The next two tracks, “Blocks” and “Pressing On the Bruise” detail the storytellers strengthening desire to be in the fantasy world and his entrance into to it full time. In Blocks, he confesses “I love what I can control // so I don’t love very much.” And in “Pressing On the Bruise” he laments, “how can you live two lives // when both are asking all of you?” The problem he faces in the real world is that he is not in control.

“Attonitos Gloria,” latin for stunned glory is the climax of the album both musically and thematically. With an anthemic chorus that sounds a little bit too much like Muse’s “Uprising” the storyteller recounts his experience in the fantasy world, at first everything is beautiful, but eventually becomes overwhelming and paralyzing. In “I Feel Everything” the story teller sings “i cannot hear // because i hear everything // i cannot see //because i see everything // i cannot feel // because i feel everything // it is not peace i find, it is not satisfaction // it’s not the life i always dreamed or imagined // it is not wisdom, it is not strength // it is not control // it is a promise meant to quell my every fear yet leave me cursed.” This sounds like the modern condition. We are unable to hear or see anything of any significance because we are flooded with things to watch and listen to. This gift of information does not provide wisdom or control, rather it is a curse that gives us more and more questions. It does not give us the control we look for, rather it takes it away. The storyteller of Ctrl ends up paralyzed by his immersion in his fantasy world. At the end of the track a heart monitor flatlines.
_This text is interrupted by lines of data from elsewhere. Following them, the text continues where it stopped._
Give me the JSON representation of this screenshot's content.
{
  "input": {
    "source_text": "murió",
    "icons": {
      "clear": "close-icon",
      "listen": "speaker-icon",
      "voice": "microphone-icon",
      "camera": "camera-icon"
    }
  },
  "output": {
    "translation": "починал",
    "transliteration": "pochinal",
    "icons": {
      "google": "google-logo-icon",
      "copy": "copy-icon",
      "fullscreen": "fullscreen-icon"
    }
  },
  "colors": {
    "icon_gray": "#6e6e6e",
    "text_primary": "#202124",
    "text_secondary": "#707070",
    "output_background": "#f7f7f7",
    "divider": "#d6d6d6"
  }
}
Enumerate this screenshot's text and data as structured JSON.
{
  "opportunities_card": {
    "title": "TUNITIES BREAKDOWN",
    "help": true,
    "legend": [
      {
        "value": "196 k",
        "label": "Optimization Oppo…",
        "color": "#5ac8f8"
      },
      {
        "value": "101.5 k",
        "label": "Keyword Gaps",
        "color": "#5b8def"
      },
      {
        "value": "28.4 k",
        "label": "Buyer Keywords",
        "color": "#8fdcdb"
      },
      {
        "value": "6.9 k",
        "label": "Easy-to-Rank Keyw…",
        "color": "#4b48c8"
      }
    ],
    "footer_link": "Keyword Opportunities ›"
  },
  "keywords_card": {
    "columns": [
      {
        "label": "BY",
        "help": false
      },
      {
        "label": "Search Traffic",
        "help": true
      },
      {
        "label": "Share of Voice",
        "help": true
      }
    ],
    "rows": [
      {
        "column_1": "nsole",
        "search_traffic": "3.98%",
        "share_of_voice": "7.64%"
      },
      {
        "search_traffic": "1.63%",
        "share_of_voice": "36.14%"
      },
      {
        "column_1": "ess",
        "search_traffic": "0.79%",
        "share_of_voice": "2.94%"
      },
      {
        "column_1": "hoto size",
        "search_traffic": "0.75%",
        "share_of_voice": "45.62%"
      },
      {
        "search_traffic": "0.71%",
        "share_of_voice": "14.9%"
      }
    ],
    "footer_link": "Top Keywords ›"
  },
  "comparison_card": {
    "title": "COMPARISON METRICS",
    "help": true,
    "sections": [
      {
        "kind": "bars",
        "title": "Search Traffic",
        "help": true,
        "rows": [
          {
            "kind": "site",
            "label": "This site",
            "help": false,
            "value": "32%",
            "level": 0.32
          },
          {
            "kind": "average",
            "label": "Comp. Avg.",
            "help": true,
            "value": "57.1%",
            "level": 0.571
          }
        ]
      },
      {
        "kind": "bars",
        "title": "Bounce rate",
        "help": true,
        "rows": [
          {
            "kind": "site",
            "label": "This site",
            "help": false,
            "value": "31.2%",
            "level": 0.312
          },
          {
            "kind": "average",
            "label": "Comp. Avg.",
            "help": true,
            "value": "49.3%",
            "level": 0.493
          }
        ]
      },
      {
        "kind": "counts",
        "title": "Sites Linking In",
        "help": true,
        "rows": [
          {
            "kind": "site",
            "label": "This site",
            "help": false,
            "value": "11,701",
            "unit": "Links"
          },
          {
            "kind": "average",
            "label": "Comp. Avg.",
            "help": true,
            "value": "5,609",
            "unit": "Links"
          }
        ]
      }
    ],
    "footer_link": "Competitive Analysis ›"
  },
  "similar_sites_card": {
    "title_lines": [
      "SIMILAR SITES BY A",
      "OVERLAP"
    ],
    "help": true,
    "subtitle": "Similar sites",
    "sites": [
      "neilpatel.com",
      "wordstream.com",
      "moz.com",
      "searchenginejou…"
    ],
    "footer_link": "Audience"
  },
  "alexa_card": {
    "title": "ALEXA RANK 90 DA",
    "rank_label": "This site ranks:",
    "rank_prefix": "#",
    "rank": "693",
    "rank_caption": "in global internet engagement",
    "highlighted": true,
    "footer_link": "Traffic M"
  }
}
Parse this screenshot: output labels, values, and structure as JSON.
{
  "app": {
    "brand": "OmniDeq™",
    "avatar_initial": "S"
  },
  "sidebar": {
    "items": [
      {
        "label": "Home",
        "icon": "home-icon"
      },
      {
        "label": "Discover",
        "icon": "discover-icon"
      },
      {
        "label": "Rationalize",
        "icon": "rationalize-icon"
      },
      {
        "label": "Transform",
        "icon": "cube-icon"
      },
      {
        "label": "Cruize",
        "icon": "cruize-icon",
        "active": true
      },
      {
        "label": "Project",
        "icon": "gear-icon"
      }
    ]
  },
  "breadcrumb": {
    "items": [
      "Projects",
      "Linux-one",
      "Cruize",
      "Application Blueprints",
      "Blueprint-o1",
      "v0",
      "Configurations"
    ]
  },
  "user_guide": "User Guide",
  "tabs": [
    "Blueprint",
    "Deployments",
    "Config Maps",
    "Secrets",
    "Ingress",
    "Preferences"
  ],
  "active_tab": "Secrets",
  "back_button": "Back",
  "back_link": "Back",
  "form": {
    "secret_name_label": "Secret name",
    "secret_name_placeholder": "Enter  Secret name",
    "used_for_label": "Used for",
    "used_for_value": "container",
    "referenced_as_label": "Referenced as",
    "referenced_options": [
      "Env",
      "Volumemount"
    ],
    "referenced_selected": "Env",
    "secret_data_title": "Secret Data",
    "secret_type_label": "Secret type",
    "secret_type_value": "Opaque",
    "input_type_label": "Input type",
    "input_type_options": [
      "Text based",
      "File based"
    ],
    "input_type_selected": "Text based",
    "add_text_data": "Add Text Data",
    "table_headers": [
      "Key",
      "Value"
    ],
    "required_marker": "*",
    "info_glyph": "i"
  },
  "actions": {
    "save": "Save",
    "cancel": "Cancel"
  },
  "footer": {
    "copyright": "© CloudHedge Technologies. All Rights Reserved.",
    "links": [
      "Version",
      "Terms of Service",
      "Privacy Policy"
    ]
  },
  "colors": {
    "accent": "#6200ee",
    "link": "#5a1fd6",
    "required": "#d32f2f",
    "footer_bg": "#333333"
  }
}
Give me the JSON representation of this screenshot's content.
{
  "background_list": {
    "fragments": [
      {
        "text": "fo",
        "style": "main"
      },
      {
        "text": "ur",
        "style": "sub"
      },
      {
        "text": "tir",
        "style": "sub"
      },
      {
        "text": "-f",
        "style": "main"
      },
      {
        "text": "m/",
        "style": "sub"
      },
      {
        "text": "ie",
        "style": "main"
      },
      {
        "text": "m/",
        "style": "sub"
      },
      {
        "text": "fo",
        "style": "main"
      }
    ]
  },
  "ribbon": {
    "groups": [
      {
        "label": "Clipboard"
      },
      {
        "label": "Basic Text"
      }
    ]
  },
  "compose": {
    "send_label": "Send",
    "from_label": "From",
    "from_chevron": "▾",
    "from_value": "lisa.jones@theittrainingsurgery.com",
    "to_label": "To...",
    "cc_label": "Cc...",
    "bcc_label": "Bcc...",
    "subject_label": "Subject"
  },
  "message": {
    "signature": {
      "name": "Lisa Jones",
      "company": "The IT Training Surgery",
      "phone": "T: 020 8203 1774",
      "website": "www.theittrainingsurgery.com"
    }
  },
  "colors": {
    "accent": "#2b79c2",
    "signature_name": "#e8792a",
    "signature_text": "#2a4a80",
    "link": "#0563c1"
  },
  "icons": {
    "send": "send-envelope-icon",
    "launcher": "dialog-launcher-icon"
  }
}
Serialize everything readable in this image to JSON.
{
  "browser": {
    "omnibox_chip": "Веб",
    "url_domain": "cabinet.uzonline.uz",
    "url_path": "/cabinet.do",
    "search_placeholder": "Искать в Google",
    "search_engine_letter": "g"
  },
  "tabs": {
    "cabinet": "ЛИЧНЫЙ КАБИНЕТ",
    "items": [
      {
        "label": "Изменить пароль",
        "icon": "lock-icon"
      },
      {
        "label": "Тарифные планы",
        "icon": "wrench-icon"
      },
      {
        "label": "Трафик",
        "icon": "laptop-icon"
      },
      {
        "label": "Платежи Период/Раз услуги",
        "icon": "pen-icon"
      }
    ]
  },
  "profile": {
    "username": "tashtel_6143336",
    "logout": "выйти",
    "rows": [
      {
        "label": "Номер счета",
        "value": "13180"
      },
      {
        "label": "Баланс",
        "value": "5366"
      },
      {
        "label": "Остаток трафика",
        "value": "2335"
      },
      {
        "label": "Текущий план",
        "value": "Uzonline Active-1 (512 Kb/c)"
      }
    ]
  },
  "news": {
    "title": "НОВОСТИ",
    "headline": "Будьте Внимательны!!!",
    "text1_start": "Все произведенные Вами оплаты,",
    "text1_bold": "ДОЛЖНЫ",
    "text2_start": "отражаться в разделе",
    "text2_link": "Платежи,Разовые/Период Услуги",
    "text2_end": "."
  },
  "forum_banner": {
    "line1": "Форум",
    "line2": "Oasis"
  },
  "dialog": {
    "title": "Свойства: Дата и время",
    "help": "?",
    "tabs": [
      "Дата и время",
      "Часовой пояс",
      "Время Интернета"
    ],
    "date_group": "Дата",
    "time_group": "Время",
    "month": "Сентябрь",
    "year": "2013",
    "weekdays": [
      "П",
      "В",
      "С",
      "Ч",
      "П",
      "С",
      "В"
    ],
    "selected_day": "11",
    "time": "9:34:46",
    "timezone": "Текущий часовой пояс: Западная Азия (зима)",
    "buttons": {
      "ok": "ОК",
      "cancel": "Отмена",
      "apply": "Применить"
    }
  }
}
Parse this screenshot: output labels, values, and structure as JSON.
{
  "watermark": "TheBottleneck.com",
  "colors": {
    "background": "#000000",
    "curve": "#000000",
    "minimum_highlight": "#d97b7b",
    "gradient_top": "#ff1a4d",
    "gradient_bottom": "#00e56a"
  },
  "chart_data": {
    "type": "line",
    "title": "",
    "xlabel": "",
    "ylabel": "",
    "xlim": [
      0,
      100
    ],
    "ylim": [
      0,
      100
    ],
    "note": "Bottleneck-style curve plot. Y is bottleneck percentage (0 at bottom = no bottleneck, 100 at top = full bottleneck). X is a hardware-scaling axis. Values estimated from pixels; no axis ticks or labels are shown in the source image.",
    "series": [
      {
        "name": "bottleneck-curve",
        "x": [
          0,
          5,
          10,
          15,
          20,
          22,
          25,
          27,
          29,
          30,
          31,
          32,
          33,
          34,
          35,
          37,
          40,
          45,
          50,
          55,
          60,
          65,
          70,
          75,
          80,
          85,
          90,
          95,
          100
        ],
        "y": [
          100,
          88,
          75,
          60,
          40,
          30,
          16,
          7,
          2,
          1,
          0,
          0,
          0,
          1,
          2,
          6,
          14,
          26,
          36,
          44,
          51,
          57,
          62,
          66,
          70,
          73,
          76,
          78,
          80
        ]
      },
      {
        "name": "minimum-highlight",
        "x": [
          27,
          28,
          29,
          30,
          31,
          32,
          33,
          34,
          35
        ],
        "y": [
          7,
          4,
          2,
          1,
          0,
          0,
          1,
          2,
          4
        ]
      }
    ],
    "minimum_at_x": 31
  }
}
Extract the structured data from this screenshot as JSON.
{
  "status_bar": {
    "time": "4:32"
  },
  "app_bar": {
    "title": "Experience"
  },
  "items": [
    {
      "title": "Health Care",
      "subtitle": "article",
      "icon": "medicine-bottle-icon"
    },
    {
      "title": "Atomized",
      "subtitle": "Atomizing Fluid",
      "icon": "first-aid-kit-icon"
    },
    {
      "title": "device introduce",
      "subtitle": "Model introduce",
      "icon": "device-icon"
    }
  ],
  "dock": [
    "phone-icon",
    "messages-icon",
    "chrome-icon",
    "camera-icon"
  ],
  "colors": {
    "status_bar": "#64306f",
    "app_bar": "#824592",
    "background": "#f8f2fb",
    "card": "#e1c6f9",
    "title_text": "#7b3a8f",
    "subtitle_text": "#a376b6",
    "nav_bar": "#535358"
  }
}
Then, without explanation, he finds himself waking in “Reanimate.” Early in the song he rejoices, “I can finally see.” After waking he is able to do what he could not do earlier, perceive the world around him. He sings “i’m alive // I survived // the accidental pioneer // oh, I can explain how I got to the ledge // the mystery is how I got here.” The mystery is his redemption. “A Real Ghost” continues to explore this mystery “I wished I could be born again // to my surprise I woke to find it done.” The only work required was to let it happen. The redemption required a relinquishing of his control, something he never had in the first place.

The storyteller comes back to the real world, and the album ends with “Around Every Corner” a dedication song to living a real life and not seeking something else. The sacred harp song 171 Exhortation is sampled here, the lyrics giving a clue to the resolution of the story “Lord, in the morning Thou shalt hear // My voice ascending high; // To Thee will I direct my prayer, //To Thee lift up mine eye..” The riff repeated throughout the song is cut off just a few notes shy of completion, ending Ctrl and leaving the listener with an unresolved feeling. The lack of resolution does not feel empty, but rather fills the listener with an expectation. In the end Ctrl is about the journey after something that is not God and the hope of redemption.

The Bottom Line

Even with all that explained, there is so much more to listen for in Ctrl, particularly the search for love and the focus on a woman that is only found in his fantasy world, that give even more indication into what Ctrl is about (or how it may connect to Webb’s Sola-Mi work). Knowing the lyrics to the sacred harp songs sampled helps the listener to decode the esoteric message of this album. Musically, this album is really intriguing and engaging, but isn’t as listenable as Webb’s past works, most notably Stockholm Syndrome. You won’t find yourself dancing around the house or singing in the car, because Ctrl is something you sit down and become immersed in. I would highly recommend it for fans of Webb’s earlier stuff who have been put off by his last few albums, whether because of the political slant or the electronic sound.

You can get Ctrl on iTunes, from Derek Webb directly, orAmazon.

For those looking to explore the story a few valuable resources are a list of songs sampled, which can be found here, and the lyrics of those songs, which can be found here.